INSTRUCTIONS TO FOLLOW:
Among the lines below, copy each one in which "price" appears.

(Web page and app entries)
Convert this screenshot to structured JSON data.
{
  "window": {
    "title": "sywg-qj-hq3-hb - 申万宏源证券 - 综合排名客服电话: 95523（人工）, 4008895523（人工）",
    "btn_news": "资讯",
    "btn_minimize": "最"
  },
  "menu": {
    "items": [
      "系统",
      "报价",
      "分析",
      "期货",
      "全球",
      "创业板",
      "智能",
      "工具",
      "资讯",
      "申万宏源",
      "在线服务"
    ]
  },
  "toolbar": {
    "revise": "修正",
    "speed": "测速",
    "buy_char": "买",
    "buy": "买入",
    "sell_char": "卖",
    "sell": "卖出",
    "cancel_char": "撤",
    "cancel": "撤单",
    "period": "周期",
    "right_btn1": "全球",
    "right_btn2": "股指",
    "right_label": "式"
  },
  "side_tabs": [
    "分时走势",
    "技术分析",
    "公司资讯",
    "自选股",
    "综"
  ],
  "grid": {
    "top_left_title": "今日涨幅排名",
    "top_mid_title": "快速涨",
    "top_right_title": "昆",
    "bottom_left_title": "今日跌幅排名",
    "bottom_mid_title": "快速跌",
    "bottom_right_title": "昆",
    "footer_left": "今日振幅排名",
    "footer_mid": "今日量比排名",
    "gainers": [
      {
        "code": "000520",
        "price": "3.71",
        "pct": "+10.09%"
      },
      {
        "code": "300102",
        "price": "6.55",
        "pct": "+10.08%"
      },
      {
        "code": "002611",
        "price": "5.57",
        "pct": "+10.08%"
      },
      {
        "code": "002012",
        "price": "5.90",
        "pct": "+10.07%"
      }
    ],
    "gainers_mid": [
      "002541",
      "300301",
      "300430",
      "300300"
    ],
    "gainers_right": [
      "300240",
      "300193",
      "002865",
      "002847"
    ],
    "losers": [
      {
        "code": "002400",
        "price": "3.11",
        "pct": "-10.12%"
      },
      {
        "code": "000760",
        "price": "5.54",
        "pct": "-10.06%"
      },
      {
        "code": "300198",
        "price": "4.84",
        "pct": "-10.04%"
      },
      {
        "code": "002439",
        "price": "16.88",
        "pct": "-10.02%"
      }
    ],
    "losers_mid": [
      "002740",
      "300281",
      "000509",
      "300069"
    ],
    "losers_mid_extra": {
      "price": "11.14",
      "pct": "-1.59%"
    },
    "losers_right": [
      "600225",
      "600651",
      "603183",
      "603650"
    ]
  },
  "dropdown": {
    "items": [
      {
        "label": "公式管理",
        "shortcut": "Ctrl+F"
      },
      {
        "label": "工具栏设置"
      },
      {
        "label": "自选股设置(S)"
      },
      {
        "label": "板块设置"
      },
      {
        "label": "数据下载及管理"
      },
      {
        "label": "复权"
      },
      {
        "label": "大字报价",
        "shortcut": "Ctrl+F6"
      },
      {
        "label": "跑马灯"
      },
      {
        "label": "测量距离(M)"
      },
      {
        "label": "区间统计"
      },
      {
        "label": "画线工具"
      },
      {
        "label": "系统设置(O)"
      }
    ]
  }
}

SOLUTION TO THE EXERCISE:
        "price": "3.71",
        "price": "6.55",
        "price": "5.57",
        "price": "5.90",
        "price": "3.11",
        "price": "5.54",
        "price": "4.84",
        "price": "16.88",
      "price": "11.14",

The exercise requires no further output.